• What the task requires
Report each line of the entries that includes "name" by copying it.

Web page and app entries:
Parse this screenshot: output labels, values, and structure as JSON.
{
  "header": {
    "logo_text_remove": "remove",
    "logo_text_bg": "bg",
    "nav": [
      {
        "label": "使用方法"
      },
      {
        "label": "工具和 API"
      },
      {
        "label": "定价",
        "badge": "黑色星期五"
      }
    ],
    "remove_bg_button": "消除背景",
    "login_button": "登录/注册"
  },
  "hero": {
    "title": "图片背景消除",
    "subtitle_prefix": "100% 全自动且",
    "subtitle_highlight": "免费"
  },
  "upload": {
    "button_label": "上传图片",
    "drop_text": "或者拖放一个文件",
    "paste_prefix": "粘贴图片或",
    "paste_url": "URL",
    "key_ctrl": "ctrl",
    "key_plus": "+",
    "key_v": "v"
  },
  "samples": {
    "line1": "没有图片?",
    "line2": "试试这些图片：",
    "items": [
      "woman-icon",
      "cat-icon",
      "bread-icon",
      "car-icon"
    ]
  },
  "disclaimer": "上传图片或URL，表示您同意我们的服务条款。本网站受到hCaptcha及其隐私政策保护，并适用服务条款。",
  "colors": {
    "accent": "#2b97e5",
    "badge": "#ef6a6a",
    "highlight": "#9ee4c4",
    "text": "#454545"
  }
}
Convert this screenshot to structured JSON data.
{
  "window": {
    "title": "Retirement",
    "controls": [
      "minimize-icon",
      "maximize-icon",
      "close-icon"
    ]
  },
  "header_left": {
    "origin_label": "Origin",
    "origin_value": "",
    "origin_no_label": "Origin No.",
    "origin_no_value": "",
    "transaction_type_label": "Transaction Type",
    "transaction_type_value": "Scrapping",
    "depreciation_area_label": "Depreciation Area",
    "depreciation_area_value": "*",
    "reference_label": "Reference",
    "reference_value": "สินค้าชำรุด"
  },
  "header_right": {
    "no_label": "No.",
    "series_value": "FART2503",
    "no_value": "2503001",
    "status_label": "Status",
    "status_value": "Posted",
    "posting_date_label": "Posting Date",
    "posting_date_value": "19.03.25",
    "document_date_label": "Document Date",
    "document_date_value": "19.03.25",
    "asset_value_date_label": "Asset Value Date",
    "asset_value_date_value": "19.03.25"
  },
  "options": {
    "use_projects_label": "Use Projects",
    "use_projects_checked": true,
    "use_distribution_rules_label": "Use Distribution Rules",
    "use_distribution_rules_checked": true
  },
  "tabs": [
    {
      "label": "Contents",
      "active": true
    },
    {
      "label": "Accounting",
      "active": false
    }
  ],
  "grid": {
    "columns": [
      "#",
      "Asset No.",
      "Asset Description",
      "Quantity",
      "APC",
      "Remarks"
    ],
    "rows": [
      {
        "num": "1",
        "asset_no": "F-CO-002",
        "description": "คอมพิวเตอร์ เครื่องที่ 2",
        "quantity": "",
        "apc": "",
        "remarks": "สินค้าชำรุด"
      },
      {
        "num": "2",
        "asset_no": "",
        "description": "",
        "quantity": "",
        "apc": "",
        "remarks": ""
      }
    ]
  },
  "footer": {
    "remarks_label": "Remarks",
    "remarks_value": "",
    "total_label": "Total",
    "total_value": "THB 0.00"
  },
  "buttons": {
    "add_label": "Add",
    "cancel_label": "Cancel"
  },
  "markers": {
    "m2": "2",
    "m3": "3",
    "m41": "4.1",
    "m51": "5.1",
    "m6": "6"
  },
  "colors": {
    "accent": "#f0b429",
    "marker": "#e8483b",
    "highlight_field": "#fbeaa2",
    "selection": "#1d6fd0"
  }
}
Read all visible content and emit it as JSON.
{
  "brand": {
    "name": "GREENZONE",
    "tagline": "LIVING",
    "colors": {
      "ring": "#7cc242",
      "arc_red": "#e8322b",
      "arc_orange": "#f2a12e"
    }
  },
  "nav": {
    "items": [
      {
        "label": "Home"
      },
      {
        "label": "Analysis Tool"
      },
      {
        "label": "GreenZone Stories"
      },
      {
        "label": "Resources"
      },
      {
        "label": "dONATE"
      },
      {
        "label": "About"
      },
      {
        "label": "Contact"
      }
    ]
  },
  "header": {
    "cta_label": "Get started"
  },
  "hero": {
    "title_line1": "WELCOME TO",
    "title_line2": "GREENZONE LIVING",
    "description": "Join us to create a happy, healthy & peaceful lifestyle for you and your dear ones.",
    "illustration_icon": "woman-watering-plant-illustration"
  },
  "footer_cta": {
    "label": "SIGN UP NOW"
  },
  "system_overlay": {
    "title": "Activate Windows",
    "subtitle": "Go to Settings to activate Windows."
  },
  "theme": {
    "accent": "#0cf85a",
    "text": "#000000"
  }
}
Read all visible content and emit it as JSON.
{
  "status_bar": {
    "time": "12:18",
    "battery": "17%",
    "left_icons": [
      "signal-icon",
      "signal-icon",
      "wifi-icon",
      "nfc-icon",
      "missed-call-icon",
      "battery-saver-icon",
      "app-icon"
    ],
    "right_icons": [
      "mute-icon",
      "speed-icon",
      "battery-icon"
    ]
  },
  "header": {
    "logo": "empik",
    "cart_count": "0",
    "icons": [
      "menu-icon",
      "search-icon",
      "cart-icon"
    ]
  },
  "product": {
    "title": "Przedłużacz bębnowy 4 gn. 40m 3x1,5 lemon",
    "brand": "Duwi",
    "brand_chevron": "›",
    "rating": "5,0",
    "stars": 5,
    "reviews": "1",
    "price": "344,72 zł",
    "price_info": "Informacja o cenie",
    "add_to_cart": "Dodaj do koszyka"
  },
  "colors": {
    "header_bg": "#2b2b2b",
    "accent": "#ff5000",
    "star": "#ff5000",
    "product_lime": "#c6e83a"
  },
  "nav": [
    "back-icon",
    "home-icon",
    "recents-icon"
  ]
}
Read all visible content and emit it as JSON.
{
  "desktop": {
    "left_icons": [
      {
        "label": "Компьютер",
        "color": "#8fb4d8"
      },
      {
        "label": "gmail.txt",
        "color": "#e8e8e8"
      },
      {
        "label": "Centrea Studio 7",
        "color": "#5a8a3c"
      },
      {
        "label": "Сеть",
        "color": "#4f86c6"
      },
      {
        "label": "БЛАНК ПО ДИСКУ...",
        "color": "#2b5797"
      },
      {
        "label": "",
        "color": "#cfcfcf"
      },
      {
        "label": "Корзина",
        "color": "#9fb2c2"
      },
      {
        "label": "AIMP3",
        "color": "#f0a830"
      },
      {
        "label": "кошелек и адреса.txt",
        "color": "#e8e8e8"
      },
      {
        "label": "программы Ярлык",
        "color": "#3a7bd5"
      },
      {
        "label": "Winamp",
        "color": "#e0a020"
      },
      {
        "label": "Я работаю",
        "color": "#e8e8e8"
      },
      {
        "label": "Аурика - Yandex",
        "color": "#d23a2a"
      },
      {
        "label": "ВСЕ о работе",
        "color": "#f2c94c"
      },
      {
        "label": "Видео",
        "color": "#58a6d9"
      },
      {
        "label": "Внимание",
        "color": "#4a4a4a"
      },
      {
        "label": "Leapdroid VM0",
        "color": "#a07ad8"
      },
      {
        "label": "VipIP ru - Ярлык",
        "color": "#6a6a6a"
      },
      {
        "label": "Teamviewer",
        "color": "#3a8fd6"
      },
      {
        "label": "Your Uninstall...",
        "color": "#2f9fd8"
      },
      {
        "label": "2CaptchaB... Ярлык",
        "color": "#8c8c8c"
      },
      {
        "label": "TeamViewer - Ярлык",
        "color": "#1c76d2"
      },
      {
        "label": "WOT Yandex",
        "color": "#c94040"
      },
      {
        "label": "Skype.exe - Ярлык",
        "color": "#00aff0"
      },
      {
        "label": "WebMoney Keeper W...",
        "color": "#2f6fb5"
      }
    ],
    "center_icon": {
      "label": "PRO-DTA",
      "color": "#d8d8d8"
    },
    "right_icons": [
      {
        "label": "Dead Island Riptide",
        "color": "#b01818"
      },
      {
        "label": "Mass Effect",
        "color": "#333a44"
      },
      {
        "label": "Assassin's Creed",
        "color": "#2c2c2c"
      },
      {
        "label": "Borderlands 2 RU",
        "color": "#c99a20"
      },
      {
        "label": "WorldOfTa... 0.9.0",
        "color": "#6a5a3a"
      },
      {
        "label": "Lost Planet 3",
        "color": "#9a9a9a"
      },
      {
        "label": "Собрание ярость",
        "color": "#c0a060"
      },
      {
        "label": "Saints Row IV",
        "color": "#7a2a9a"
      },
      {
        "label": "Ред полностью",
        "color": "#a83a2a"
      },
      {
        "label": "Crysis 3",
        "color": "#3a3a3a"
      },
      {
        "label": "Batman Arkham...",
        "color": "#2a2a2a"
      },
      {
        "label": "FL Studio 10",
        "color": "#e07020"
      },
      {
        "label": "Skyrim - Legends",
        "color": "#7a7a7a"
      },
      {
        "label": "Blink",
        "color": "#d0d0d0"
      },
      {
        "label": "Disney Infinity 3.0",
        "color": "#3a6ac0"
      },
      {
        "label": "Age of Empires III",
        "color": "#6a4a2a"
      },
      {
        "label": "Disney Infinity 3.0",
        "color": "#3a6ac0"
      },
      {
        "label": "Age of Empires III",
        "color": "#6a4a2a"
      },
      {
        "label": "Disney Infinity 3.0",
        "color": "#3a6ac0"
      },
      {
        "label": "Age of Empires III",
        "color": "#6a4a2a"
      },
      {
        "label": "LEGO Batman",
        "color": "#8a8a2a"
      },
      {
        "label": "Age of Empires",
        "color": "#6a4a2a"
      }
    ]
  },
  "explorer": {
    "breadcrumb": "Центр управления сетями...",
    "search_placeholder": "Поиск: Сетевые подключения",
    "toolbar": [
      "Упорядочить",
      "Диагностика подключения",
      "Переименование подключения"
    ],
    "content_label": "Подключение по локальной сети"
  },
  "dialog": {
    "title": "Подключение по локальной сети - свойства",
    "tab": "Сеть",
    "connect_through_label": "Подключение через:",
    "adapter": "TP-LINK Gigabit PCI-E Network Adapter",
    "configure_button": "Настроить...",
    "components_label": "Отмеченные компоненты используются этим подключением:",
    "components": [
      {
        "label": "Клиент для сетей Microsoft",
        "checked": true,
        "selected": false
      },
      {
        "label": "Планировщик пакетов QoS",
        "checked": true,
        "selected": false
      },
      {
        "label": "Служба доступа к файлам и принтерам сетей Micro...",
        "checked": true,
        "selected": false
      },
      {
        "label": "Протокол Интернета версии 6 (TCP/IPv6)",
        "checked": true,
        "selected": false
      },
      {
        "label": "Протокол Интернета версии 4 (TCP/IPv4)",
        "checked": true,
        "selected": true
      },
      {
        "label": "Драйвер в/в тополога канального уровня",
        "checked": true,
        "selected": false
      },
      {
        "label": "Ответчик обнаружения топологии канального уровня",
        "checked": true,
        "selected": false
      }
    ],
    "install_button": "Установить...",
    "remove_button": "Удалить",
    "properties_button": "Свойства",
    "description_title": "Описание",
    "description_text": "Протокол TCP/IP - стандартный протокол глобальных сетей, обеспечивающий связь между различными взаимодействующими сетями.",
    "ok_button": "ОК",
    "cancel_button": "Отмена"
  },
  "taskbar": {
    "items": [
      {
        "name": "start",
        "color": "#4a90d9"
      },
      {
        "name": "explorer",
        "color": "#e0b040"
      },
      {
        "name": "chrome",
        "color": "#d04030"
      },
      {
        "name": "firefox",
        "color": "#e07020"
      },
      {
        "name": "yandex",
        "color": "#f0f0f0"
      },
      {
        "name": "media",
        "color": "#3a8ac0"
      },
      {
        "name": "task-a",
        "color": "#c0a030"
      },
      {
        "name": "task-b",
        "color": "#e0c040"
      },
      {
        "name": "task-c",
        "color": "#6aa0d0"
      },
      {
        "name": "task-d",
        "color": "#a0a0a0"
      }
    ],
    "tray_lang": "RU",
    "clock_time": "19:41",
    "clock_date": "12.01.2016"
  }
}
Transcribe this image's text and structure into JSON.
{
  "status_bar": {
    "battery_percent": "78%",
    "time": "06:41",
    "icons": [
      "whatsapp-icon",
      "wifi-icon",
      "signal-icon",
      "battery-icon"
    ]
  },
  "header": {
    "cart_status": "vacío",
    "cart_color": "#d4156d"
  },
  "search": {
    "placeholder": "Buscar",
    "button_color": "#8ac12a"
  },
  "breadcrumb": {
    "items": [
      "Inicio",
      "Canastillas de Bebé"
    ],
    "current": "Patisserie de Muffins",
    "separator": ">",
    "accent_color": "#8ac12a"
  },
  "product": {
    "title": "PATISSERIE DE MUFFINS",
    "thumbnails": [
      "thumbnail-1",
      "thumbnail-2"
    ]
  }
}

• Exercise result
    "name": "GREENZONE",
        "name": "start",
        "name": "explorer",
        "name": "chrome",
        "name": "firefox",
        "name": "yandex",
        "name": "media",
        "name": "task-a",
        "name": "task-b",
        "name": "task-c",
        "name": "task-d",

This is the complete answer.